Picture a rubber band for a moment. With very little tension it sits there “doing nothing,” lying on your desk somewhat formless and lifeless. At first glance, you might think it's not very useful in this state. However, I'd like to think that therubber band at rest could be equated to the moments in our lives when we are quiet and calm, either in a meditative state or enjoying a good night's sleep. Put that rubber band to work and it immediately starts to stretch. What happens when you wrap it around a rolled up piece of paper? If it's the right size and width and you wrap it just the right number of times, it becomes an effective tool for keeping that paper rolled up for years on end, or at least until the material wears out and looses elasticity. (You know, like aging.)
Now think about the same rubber band when it's stretched further than is optimal. Imagine pulling it wide with your fingers or wrapping it around the same rolled up piece of paper one too many times. What is likely to happen, if not right away, eventually?
- It wears out
- It breaks
Now, replace the rubber band with you, (giving it a brain with the ability to measure, assess and modulate). You, like the rubber band, are feeling just the "right" level of tension as you go about your work. In an optimal state of stress or tension:
- You are patient and trusting, with no need to rush or force the outcomes.
- When you hit the end of your limits you stop working and do something else.
- You are comfortable with the idea that you are perfectly suited for specific tasks and not as well for others. (After all, a rubber band is not a hammer.)
- You are emotionally and physically resilient.
- If something - or someone - comes along that threatens to disturb the calm, you feel the tension increase but your reactions are brief. You adjust and move on.
You can't expect to remain motionless any more than you can expect to operate for prolonged periods at maximum capacity. You wouldn't want to. Life is always changing, and you are, too. Through different experiences you establish new set points; sometimes they are lower and sometimes they are higher. Well-tuned bodies operate quite well within an optimal level of stress.
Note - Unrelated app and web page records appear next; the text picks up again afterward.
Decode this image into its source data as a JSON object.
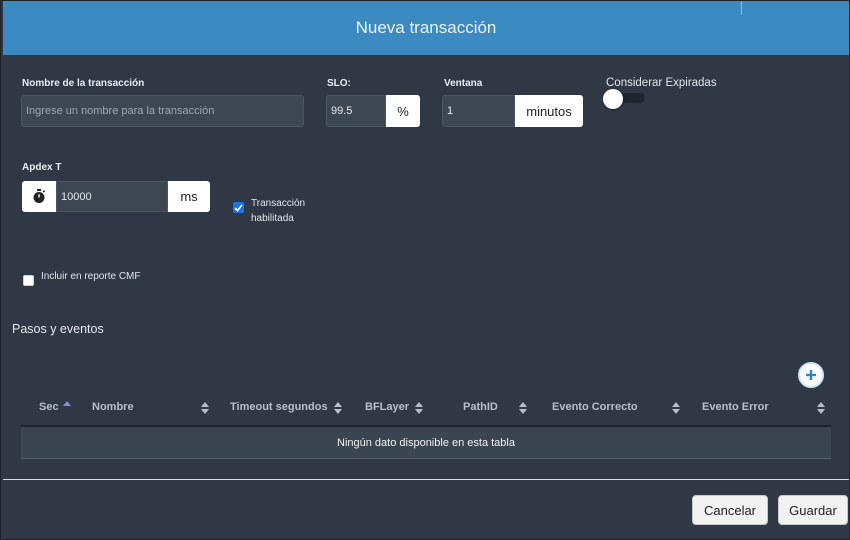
{
  "modal": {
    "title": "Nueva transacción"
  },
  "form": {
    "name_label": "Nombre de la transacción",
    "name_placeholder": "Ingrese un nombre para la transacción",
    "slo_label": "SLO:",
    "slo_value": "99.5",
    "slo_unit": "%",
    "window_label": "Ventana",
    "window_value": "1",
    "window_unit": "minutos",
    "expired_label": "Considerar Expiradas",
    "expired_enabled": false,
    "apdex_label": "Apdex T",
    "apdex_value": "10000",
    "apdex_unit": "ms",
    "apdex_icon": "stopwatch-icon",
    "enabled_label_line1": "Transacción",
    "enabled_label_line2": "habilitada",
    "enabled_checked": true,
    "cmf_label": "Incluir en reporte CMF",
    "cmf_checked": false
  },
  "steps": {
    "title": "Pasos y eventos",
    "add_icon": "plus-circle-icon",
    "columns": [
      "Sec",
      "Nombre",
      "Timeout segundos",
      "BFLayer",
      "PathID",
      "Evento Correcto",
      "Evento Error"
    ],
    "empty_message": "Ningún dato disponible en esta tabla"
  },
  "footer": {
    "cancel_label": "Cancelar",
    "save_label": "Guardar"
  },
  "colors": {
    "header": "#3b8bc2",
    "background": "#2f3844",
    "accent": "#1a73e8"
  }
}
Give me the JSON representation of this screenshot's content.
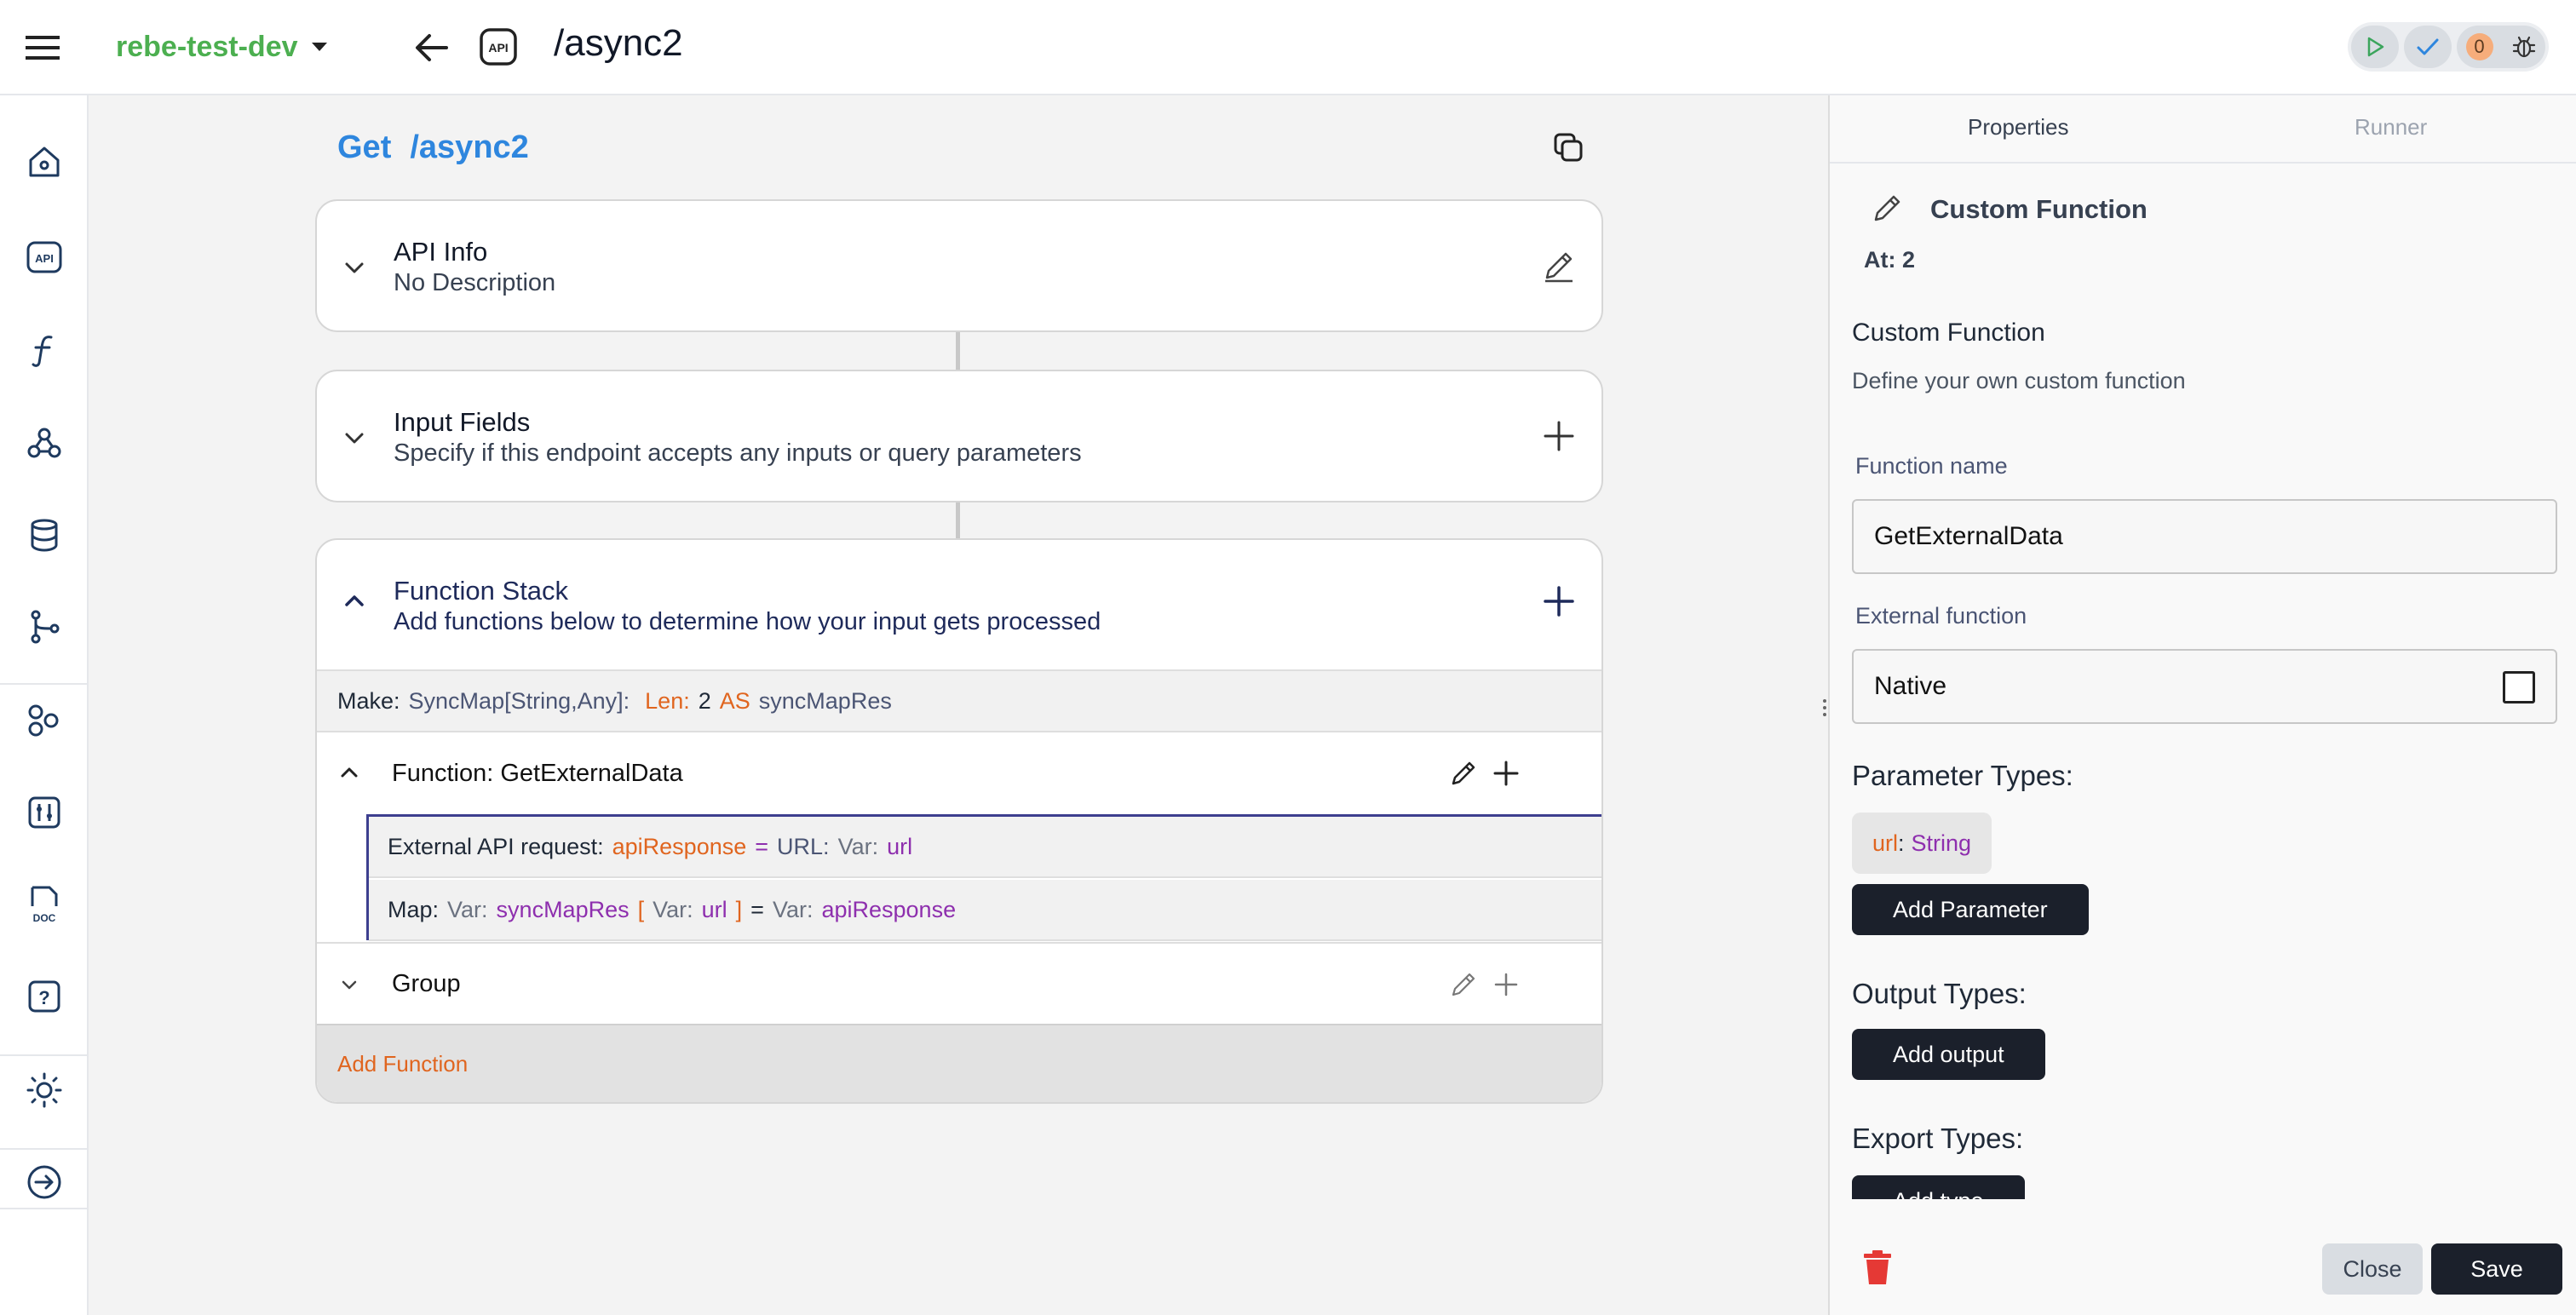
{
  "header": {
    "project": "rebe-test-dev",
    "api_badge": "API",
    "route": "/async2",
    "error_count": "0"
  },
  "rail": {
    "items": [
      "home-icon",
      "api-icon",
      "function-icon",
      "webhook-icon",
      "database-icon",
      "branch-icon",
      "shapes-icon",
      "tools-icon",
      "doc-icon",
      "help-icon",
      "theme-icon",
      "logout-icon"
    ]
  },
  "endpoint": {
    "method": "Get",
    "path": "/async2"
  },
  "api_info": {
    "title": "API Info",
    "subtitle": "No Description"
  },
  "input_fields": {
    "title": "Input Fields",
    "subtitle": "Specify if this endpoint accepts any inputs or query parameters"
  },
  "function_stack": {
    "title": "Function Stack",
    "subtitle": "Add functions below to determine how your input gets processed",
    "make_row": {
      "prefix": "Make:",
      "type": "SyncMap[String,Any]:",
      "len_label": "Len:",
      "len_value": "2",
      "as_label": "AS",
      "var_name": "syncMapRes"
    },
    "function_row": {
      "label": "Function: GetExternalData"
    },
    "sub_rows": {
      "request": {
        "prefix": "External API request:",
        "target": "apiResponse",
        "eq": "=",
        "url_label": "URL:",
        "var_label": "Var:",
        "var_name": "url"
      },
      "map": {
        "prefix": "Map:",
        "var1_label": "Var:",
        "var1_name": "syncMapRes",
        "lbracket": "[",
        "var2_label": "Var:",
        "var2_name": "url",
        "rbracket": "]",
        "eq": "=",
        "var3_label": "Var:",
        "var3_name": "apiResponse"
      }
    },
    "group_row": {
      "label": "Group"
    },
    "add_function": "Add Function"
  },
  "panel": {
    "tabs": [
      "Properties",
      "Runner"
    ],
    "header_title": "Custom Function",
    "at_label": "At: 2",
    "section_title": "Custom Function",
    "section_desc": "Define your own custom function",
    "function_name_label": "Function name",
    "function_name_value": "GetExternalData",
    "external_label": "External function",
    "external_value": "Native",
    "param_types_title": "Parameter Types:",
    "param_name": "url",
    "param_sep": ":",
    "param_type": "String",
    "add_parameter": "Add Parameter",
    "output_types_title": "Output Types:",
    "add_output": "Add output",
    "export_types_title": "Export Types:",
    "add_type": "Add type",
    "close": "Close",
    "save": "Save"
  },
  "colors": {
    "accent_blue": "#2e86de",
    "project_green": "#4caf50",
    "orange": "#e0651f",
    "purple": "#8e2fae",
    "dark_button": "#1b202b",
    "trash_red": "#e53935"
  }
}
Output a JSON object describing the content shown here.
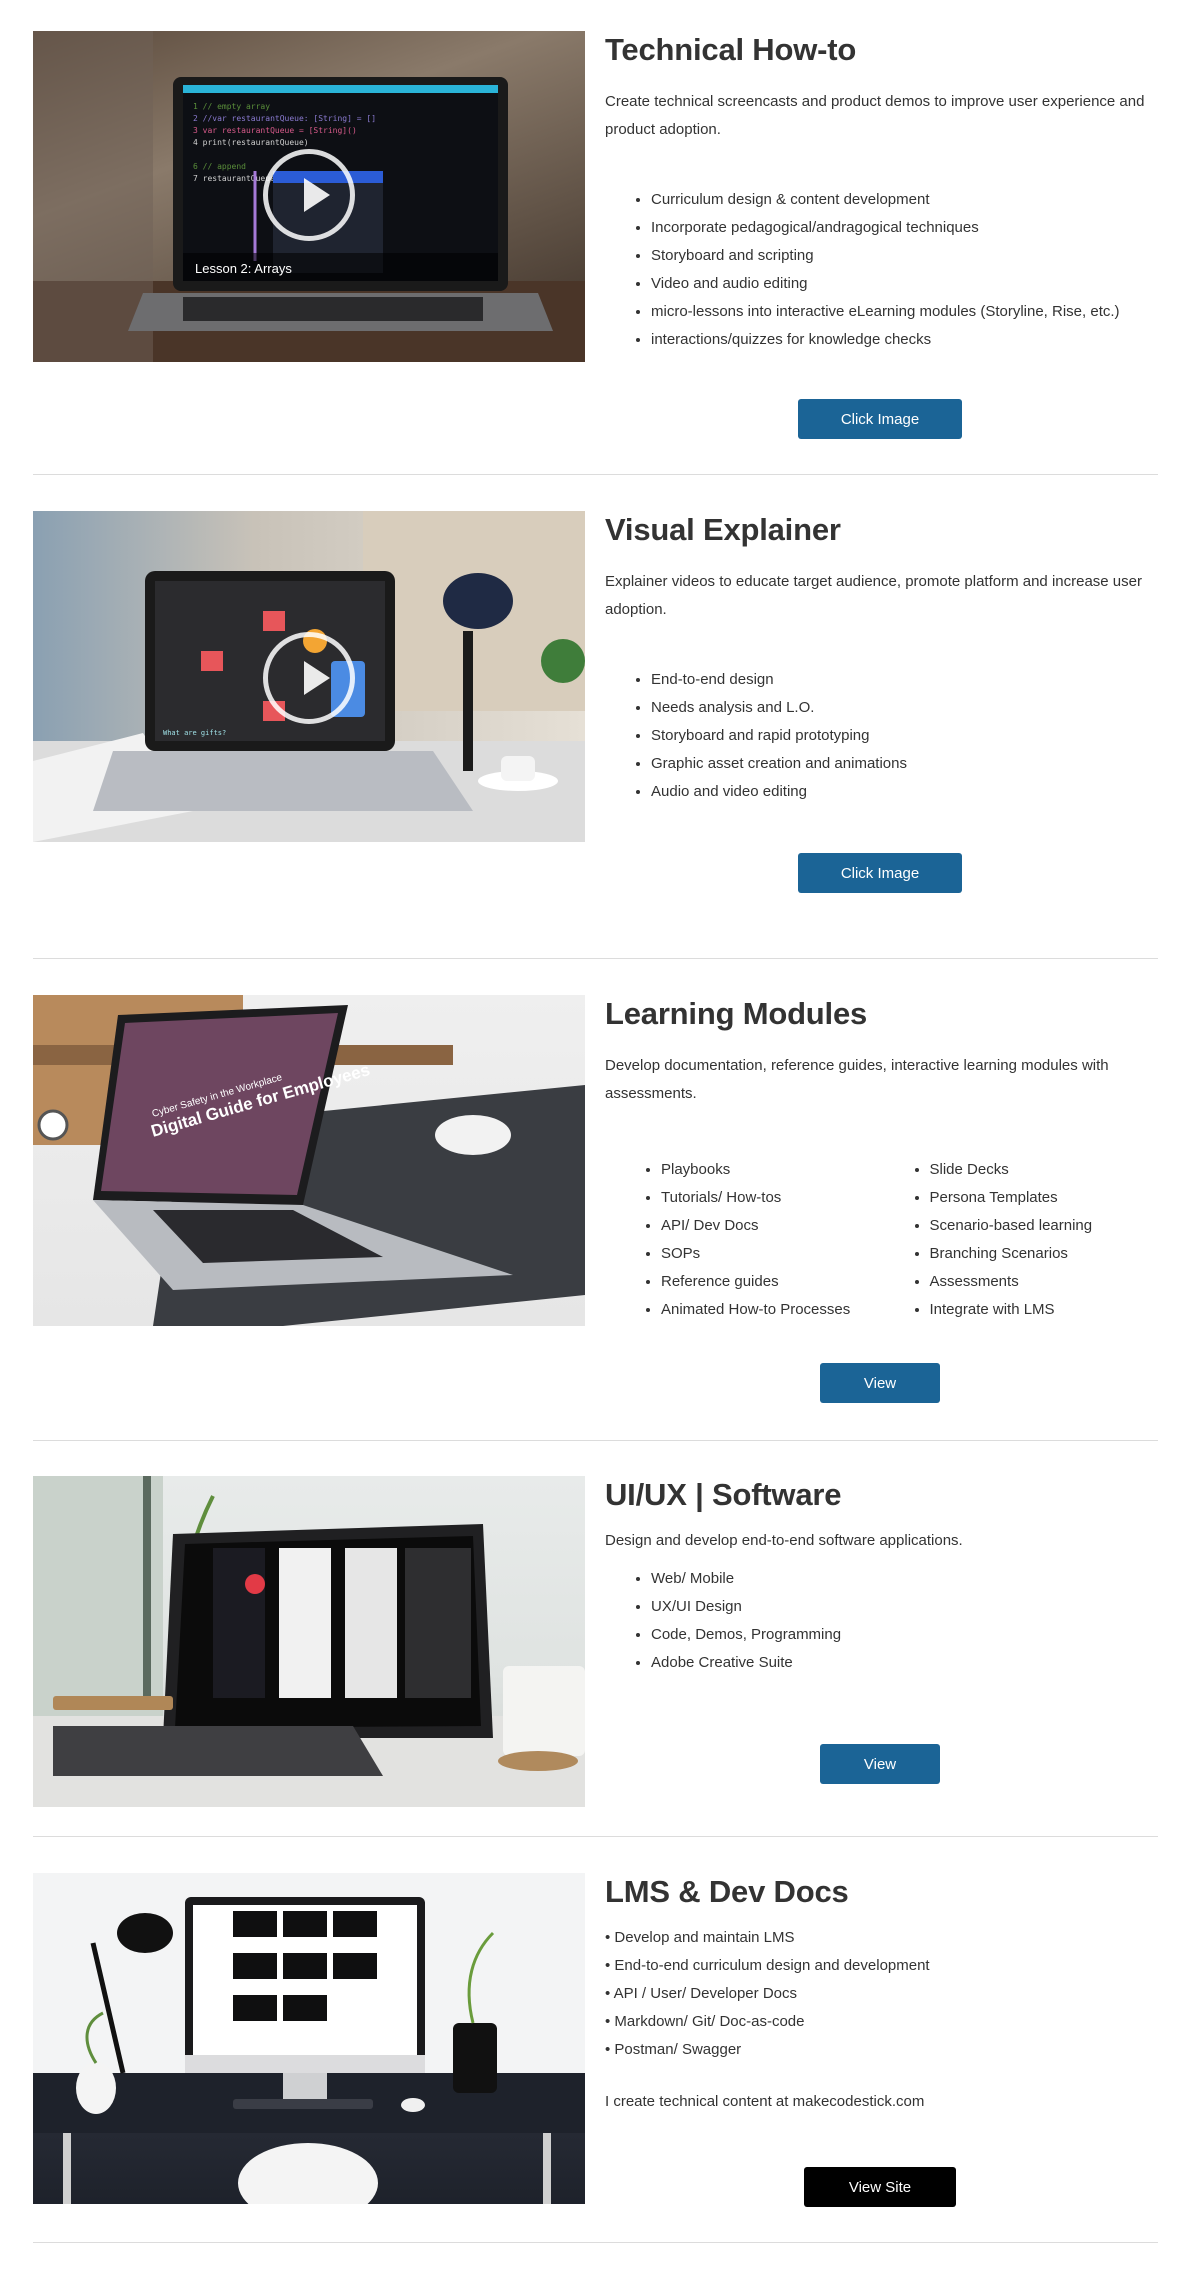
{
  "sections": [
    {
      "title": "Technical How-to",
      "description": "Create technical screencasts and product demos to improve user experience and product adoption.",
      "bullets": [
        "Curriculum design & content development",
        "Incorporate pedagogical/andragogical techniques",
        "Storyboard and scripting",
        "Video and audio editing",
        "micro-lessons into interactive eLearning modules  (Storyline, Rise, etc.)",
        "interactions/quizzes for knowledge checks"
      ],
      "button_label": "Click Image",
      "image_caption": "Lesson 2: Arrays",
      "image_icon": "laptop-code-video-thumbnail"
    },
    {
      "title": "Visual Explainer",
      "description": "Explainer videos to educate target audience, promote platform and increase user adoption.",
      "bullets": [
        "End-to-end design",
        "Needs analysis and L.O.",
        "Storyboard and rapid prototyping",
        "Graphic asset creation and animations",
        "Audio and video editing"
      ],
      "button_label": "Click Image",
      "image_caption": "What are gifts?",
      "image_icon": "laptop-explainer-video-thumbnail"
    },
    {
      "title": "Learning Modules",
      "description": "Develop documentation, reference guides, interactive learning modules with assessments.",
      "bullets_left": [
        "Playbooks",
        "Tutorials/ How-tos",
        "API/ Dev Docs",
        "SOPs",
        "Reference guides",
        "Animated How-to Processes"
      ],
      "bullets_right": [
        "Slide Decks",
        "Persona Templates",
        "Scenario-based learning",
        "Branching Scenarios",
        "Assessments",
        "Integrate with LMS"
      ],
      "button_label": "View",
      "image_caption": "Digital Guide for Employees",
      "image_subcaption": "Cyber Safety in the Workplace",
      "image_icon": "laptop-guide-thumbnail"
    },
    {
      "title": "UI/UX | Software",
      "description": "Design and develop end-to-end software applications.",
      "bullets": [
        "Web/ Mobile",
        "UX/UI Design",
        "Code, Demos, Programming",
        "Adobe Creative Suite"
      ],
      "button_label": "View",
      "image_icon": "tablet-app-screens-thumbnail"
    },
    {
      "title": "LMS & Dev Docs",
      "lines": [
        "• Develop and maintain LMS",
        "• End-to-end curriculum design and development",
        "• API / User/ Developer Docs",
        "• Markdown/ Git/ Doc-as-code",
        "• Postman/ Swagger"
      ],
      "footer_text": "I create technical content at makecodestick.com",
      "button_label": "View Site",
      "image_icon": "desktop-monitor-thumbnail"
    }
  ],
  "colors": {
    "button_blue": "#1b6496",
    "button_black": "#000000",
    "divider": "#dcdcdc",
    "text": "#333333"
  }
}
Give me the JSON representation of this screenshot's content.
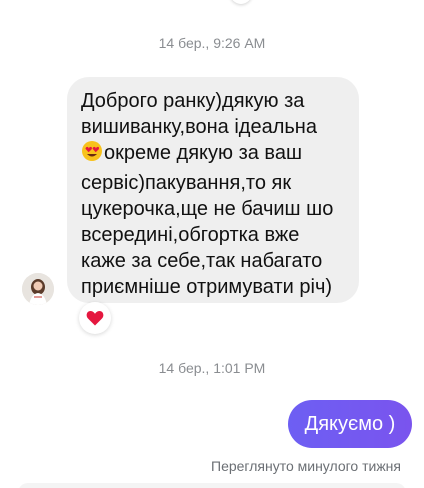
{
  "conversation": {
    "timestamp_1": "14 бер., 9:26 AM",
    "incoming_message": {
      "lines": [
        "Доброго ранку)дякую за",
        "вишиванку,вона ідеальна",
        "окреме дякую за ваш",
        "сервіс)пакування,то як",
        "цукерочка,ще не бачиш шо",
        "всередині,обгортка вже",
        "каже за себе,так набагато",
        "приємніше отримувати річ)"
      ],
      "emoji_icon": "smiling-face-with-heart-eyes-icon",
      "reaction_icon": "red-heart-icon"
    },
    "timestamp_2": "14 бер., 1:01 PM",
    "outgoing_message": "Дякуємо )",
    "seen_status": "Переглянуто минулого тижня"
  },
  "colors": {
    "incoming_bubble": "#efefef",
    "outgoing_bubble": "#7058f1",
    "reaction_heart": "#e5173f",
    "timestamp_text": "#8a8d91"
  }
}
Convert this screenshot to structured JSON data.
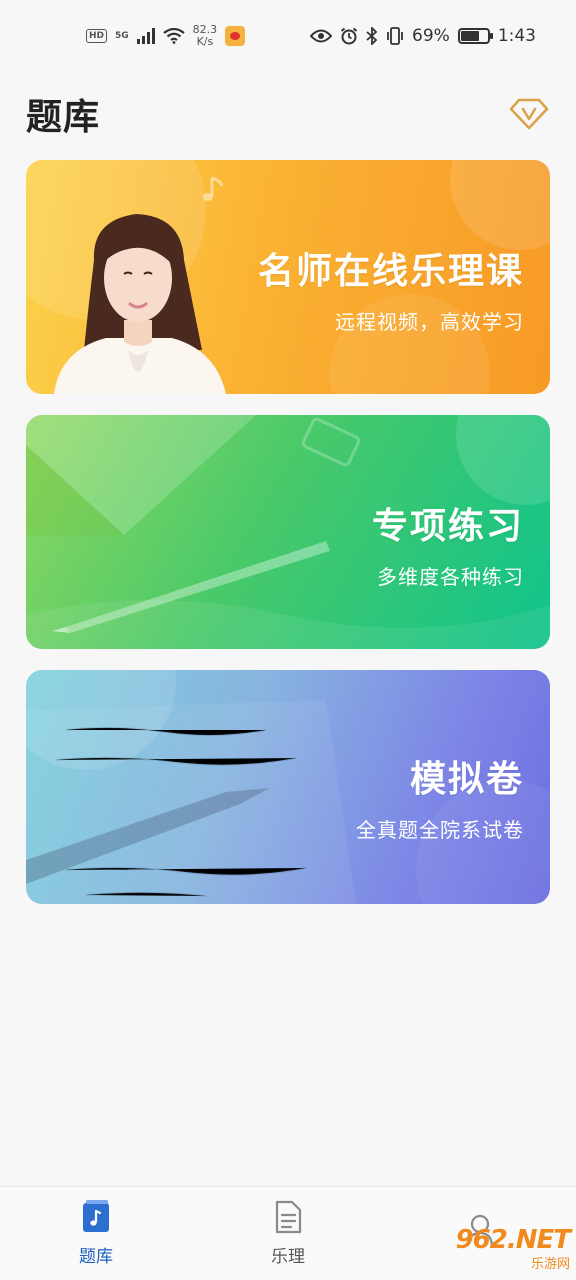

We grow through "stress." However, we don't grow through unrelenting stress. Next time you feel tired, remember the rubber band. Perhaps you're only stretched a little too far for longer than you can actually withstand. Pull back a little and feel the tension disappear. Imagine your body (emotional and physical) plumping right back up, relaxed and functional. Take all the time you need.